Check each line of the material below for the word "JSON". State how many lines have it, and nothing more.

● **DATA FOR THIS TASK**
== Segment start ==

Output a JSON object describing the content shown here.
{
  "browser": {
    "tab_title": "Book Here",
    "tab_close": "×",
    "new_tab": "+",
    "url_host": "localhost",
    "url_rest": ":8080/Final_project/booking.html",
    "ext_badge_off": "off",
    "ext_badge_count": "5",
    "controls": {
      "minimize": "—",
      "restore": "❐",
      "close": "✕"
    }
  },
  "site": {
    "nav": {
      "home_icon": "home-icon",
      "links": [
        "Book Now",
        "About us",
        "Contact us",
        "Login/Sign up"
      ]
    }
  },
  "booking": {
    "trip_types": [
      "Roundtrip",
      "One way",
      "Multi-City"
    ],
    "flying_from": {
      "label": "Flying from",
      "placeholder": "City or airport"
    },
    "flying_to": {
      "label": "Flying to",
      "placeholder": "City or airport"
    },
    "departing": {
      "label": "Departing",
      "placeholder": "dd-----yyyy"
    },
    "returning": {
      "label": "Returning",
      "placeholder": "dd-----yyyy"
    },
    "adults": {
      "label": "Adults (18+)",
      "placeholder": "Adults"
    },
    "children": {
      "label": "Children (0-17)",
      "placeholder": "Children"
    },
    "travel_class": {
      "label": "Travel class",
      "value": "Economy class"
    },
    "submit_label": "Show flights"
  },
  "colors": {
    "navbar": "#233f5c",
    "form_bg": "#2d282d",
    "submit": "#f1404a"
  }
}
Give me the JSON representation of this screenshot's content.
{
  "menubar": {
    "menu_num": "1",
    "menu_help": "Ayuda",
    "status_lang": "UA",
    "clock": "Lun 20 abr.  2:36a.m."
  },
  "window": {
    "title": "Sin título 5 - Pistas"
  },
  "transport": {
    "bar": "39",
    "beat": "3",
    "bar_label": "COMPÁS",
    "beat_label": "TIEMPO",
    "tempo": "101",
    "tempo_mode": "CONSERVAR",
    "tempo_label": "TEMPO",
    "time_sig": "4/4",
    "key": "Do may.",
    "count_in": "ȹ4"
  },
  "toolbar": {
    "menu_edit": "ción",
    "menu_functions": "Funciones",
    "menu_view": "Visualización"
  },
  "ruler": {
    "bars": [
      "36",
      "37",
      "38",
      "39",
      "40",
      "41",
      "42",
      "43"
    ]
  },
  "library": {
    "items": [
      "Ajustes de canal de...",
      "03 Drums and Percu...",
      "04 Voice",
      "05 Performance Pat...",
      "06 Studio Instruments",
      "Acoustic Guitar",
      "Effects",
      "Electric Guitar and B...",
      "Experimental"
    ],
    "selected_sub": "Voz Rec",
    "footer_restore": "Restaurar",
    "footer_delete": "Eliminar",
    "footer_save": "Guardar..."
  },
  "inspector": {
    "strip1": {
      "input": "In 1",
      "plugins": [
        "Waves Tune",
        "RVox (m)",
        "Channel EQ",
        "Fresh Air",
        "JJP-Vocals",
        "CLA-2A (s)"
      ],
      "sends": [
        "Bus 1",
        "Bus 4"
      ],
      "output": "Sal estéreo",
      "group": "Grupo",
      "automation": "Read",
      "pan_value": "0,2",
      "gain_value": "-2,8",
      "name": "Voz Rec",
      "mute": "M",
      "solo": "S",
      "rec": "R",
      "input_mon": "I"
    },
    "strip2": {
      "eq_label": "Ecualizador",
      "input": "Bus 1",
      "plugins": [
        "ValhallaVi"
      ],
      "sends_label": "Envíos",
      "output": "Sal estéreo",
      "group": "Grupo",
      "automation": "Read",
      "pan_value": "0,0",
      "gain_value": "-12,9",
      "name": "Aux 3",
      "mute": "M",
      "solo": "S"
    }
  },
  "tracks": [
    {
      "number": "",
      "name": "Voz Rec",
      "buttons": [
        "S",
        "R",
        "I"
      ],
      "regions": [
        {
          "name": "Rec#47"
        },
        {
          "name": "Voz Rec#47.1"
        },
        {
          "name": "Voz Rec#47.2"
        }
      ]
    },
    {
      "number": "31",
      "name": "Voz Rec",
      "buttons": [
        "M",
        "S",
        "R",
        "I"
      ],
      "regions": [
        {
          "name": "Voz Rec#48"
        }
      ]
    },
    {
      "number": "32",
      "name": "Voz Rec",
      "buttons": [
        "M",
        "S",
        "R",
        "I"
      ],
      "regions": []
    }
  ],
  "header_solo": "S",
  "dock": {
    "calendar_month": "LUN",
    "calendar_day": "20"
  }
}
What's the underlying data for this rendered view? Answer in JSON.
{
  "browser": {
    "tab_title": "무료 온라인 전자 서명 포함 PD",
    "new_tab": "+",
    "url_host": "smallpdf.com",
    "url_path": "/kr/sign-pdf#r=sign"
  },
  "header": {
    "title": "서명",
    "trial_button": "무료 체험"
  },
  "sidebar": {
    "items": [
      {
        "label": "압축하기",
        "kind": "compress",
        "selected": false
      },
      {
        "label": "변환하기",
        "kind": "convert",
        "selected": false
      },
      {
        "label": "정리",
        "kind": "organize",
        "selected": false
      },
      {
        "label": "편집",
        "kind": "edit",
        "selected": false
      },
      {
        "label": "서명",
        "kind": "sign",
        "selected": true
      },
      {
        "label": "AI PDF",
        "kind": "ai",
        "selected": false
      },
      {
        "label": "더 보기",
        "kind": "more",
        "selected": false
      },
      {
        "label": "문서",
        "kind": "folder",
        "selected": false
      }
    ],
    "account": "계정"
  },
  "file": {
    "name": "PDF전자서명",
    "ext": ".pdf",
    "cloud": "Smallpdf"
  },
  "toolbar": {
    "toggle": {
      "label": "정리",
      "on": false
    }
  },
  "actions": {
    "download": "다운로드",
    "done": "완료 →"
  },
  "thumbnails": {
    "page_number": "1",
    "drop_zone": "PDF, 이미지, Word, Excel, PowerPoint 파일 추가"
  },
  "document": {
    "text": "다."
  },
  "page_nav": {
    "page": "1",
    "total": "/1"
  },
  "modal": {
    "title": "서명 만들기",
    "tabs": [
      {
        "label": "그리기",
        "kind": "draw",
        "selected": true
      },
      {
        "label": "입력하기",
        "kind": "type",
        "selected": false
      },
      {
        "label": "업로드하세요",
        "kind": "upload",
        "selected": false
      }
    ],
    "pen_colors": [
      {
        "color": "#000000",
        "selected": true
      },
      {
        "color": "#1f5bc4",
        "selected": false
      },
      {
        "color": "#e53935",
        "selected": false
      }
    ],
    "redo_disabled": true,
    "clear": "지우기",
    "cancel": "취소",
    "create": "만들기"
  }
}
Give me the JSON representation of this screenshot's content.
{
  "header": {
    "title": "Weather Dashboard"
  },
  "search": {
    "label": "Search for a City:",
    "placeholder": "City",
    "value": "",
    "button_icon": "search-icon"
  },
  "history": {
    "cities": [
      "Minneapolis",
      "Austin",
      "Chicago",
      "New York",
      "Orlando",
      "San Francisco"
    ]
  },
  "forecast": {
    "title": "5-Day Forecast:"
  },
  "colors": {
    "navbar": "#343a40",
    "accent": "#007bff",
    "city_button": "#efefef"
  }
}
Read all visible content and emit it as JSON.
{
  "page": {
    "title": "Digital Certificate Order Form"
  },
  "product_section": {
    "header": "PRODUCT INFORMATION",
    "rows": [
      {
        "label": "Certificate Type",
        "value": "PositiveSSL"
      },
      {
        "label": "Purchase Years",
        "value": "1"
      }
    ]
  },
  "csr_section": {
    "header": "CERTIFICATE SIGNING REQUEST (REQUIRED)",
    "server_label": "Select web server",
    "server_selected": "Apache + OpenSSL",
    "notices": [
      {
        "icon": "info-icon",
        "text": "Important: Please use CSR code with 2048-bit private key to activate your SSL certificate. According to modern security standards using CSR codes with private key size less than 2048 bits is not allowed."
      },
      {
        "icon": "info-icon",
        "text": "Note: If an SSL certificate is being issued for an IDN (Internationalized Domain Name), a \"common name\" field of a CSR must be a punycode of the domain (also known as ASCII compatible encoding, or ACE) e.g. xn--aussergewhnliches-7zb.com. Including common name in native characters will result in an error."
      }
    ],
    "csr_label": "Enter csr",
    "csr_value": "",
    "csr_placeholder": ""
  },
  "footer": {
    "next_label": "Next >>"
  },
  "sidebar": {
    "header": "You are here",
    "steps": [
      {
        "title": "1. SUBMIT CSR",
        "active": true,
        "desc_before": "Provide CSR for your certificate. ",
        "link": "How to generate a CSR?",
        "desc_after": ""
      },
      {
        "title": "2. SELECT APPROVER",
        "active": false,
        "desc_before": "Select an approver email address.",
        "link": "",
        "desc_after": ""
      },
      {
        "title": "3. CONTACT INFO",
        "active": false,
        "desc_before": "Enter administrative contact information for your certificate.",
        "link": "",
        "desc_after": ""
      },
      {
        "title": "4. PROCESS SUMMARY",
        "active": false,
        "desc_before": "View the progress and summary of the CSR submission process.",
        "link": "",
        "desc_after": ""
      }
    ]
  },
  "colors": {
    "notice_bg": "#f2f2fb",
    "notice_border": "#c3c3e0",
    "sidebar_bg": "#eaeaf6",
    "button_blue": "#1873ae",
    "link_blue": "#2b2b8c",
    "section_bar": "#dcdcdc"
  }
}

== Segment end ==

● **SOLUTION TO THE EXERCISE**
5